▸ **WHAT THIS TASK INVOLVES**
Send back the listing, word for word.

▸ **MATERIAL PROVIDED**
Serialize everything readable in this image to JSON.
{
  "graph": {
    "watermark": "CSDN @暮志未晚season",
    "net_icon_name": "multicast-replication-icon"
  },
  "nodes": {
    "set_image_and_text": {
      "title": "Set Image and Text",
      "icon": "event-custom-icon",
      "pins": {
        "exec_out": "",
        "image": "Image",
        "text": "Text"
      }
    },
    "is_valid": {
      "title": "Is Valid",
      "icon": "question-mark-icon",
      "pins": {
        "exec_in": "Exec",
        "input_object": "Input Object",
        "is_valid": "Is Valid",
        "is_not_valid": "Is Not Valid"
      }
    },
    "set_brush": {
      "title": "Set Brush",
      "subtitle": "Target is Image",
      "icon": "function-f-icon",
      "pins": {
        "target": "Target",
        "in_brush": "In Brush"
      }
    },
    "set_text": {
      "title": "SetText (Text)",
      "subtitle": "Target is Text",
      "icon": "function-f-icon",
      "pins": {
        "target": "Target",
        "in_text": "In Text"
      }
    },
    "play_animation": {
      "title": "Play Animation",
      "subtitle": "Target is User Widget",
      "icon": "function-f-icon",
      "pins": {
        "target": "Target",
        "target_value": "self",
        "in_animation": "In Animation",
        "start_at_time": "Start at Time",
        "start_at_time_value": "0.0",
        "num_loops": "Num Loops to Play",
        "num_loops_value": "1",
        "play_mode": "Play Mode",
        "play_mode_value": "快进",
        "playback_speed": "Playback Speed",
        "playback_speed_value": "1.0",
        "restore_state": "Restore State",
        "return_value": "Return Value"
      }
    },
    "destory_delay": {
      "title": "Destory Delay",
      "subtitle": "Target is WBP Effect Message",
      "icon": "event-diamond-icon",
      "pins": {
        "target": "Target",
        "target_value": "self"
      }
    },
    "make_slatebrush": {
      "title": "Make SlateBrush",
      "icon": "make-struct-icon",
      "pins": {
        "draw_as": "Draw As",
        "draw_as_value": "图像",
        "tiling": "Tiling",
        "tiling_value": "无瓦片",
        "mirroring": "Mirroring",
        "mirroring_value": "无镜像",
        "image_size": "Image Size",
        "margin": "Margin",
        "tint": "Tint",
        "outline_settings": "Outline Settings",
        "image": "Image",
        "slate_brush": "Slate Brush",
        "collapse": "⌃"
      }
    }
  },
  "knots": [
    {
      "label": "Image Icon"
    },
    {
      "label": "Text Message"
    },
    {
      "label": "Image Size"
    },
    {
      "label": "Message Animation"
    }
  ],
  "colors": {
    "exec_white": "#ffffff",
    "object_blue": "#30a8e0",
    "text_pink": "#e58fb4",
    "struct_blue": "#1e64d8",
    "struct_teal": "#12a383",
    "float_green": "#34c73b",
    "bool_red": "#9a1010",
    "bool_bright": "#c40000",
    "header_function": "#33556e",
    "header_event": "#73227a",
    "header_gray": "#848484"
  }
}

▸ **RESPONSE TO THE EXERCISE**
Serialize everything readable in this image to JSON.
{
  "graph": {
    "watermark": "CSDN @暮志未晚season",
    "net_icon_name": "multicast-replication-icon"
  },
  "nodes": {
    "set_image_and_text": {
      "title": "Set Image and Text",
      "icon": "event-custom-icon",
      "pins": {
        "exec_out": "",
        "image": "Image",
        "text": "Text"
      }
    },
    "is_valid": {
      "title": "Is Valid",
      "icon": "question-mark-icon",
      "pins": {
        "exec_in": "Exec",
        "input_object": "Input Object",
        "is_valid": "Is Valid",
        "is_not_valid": "Is Not Valid"
      }
    },
    "set_brush": {
      "title": "Set Brush",
      "subtitle": "Target is Image",
      "icon": "function-f-icon",
      "pins": {
        "target": "Target",
        "in_brush": "In Brush"
      }
    },
    "set_text": {
      "title": "SetText (Text)",
      "subtitle": "Target is Text",
      "icon": "function-f-icon",
      "pins": {
        "target": "Target",
        "in_text": "In Text"
      }
    },
    "play_animation": {
      "title": "Play Animation",
      "subtitle": "Target is User Widget",
      "icon": "function-f-icon",
      "pins": {
        "target": "Target",
        "target_value": "self",
        "in_animation": "In Animation",
        "start_at_time": "Start at Time",
        "start_at_time_value": "0.0",
        "num_loops": "Num Loops to Play",
        "num_loops_value": "1",
        "play_mode": "Play Mode",
        "play_mode_value": "快进",
        "playback_speed": "Playback Speed",
        "playback_speed_value": "1.0",
        "restore_state": "Restore State",
        "return_value": "Return Value"
      }
    },
    "destory_delay": {
      "title": "Destory Delay",
      "subtitle": "Target is WBP Effect Message",
      "icon": "event-diamond-icon",
      "pins": {
        "target": "Target",
        "target_value": "self"
      }
    },
    "make_slatebrush": {
      "title": "Make SlateBrush",
      "icon": "make-struct-icon",
      "pins": {
        "draw_as": "Draw As",
        "draw_as_value": "图像",
        "tiling": "Tiling",
        "tiling_value": "无瓦片",
        "mirroring": "Mirroring",
        "mirroring_value": "无镜像",
        "image_size": "Image Size",
        "margin": "Margin",
        "tint": "Tint",
        "outline_settings": "Outline Settings",
        "image": "Image",
        "slate_brush": "Slate Brush",
        "collapse": "⌃"
      }
    }
  },
  "knots": [
    {
      "label": "Image Icon"
    },
    {
      "label": "Text Message"
    },
    {
      "label": "Image Size"
    },
    {
      "label": "Message Animation"
    }
  ],
  "colors": {
    "exec_white": "#ffffff",
    "object_blue": "#30a8e0",
    "text_pink": "#e58fb4",
    "struct_blue": "#1e64d8",
    "struct_teal": "#12a383",
    "float_green": "#34c73b",
    "bool_red": "#9a1010",
    "bool_bright": "#c40000",
    "header_function": "#33556e",
    "header_event": "#73227a",
    "header_gray": "#848484"
  }
}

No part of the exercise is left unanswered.